The National Statistical Office (NSO) released the official growth data last Monday that estimated India’s Q1 GDP at -23.9%. The economic growth has sharply plummeted since the country witnessed a close-down of the economy during the month of March. It, furthermore, impacted “the data collection mechanisms” as “the usual data sources were substituted by alternatives like GST, interactions with professional bodies etc. and which were clearly limited.“
Click here to read the release by the Ministry of Statistics and Programme Implementation.
This historic fall in the growth has been the worst quarterly performance of the country in many decades. Among the G20 countries, India’s GDP saw the sharpest contraction in the June quarter, which was, also, confirmed by the IMF’s chief economist Gita Gopinath.

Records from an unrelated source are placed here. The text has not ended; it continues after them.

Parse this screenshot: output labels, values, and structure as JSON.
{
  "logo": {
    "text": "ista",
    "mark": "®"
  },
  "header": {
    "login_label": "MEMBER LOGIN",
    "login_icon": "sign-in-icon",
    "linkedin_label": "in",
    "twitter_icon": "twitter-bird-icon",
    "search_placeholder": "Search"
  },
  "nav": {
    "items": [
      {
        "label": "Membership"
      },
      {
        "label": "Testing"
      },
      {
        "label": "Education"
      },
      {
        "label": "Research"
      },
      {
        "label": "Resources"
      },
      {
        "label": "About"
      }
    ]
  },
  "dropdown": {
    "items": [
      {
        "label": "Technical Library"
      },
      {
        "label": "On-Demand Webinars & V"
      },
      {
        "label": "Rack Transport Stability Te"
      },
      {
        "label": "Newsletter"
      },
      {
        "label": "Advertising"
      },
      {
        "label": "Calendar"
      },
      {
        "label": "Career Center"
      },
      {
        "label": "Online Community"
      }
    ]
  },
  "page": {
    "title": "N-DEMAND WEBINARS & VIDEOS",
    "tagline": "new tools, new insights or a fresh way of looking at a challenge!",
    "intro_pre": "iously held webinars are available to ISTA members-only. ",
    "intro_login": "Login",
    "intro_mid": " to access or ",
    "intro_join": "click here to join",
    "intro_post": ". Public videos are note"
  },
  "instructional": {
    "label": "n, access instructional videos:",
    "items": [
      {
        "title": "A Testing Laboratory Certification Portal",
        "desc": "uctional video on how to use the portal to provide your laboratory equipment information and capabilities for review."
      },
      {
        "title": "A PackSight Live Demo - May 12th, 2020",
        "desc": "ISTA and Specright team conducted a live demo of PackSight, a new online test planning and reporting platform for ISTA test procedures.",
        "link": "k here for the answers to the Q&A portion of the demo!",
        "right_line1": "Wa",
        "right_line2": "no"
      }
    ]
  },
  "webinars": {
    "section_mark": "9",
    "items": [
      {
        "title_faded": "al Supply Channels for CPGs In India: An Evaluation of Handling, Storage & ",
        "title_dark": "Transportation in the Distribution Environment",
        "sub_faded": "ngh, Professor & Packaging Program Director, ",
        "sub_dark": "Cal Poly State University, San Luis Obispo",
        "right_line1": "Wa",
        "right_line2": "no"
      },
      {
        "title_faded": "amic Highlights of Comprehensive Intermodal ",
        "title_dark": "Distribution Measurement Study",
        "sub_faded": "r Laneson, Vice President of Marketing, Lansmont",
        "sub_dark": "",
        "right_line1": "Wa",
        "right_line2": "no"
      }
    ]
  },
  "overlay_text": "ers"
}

India began publishing quarterly GDP data since 1996 and had never experienced a negative growth rate until now. The labour-intensive sector like construction, manufacturing, etc, contracted at a higher rate in the April-June quarter, 50% and 39.3%, respectively.
- Plaguing unemployment:
The unemployment data released by the Centre for Monitoring Indian Economy (CMIE) marked the urban unemployment at 9.83% in August as against 9.15% in July. This is nearly as high 10% and suggests that 1 in every 10 urban Indian is unemployed. This is against the country’s overall unemployment rate of 8.35% in August against 7.43% in July. The constant lay-offs and furloughs by the businesses are adding to the unemployment crisis in the country amid a panicky economic environment.
- College Graduates and the Job Crisis:
The unemployment rate had essentially been deteriorating since 2019 when India witnessed the highest unemployment figures in 45 years. The pandemic has worsened these figures. The aforementioned data on urban unemployment is necessary when we look into the fact that the urban sector represents the plenitude of salaried jobs in the country. Over 19 million salaried individuals were laid off in the month of July and this figure rose in August.
The country will have face numerous challenges to create jobs for the people now that the pandemic has paralyzed various sectors of the economy. The unorganized sector has also received a severe blow and it accounts for 94% of the employment. The Finance Minister, Nirmala Sitharaman, mentioned that the Central Government would not be able to pay the GST compensation cess to the States. With the treasuries of the States exhausted in dealing with the pandemic, it is not long before they are unable to pay the State Government employees.
Economists have suggested that it would take nearly 2-3 years to reach pre-COVID economic growth. The data for the July-September quarter will be released in the month of November and it already looks grim. The greater danger looms over the unskilled-middle class youth who will have to toil harder to find a job.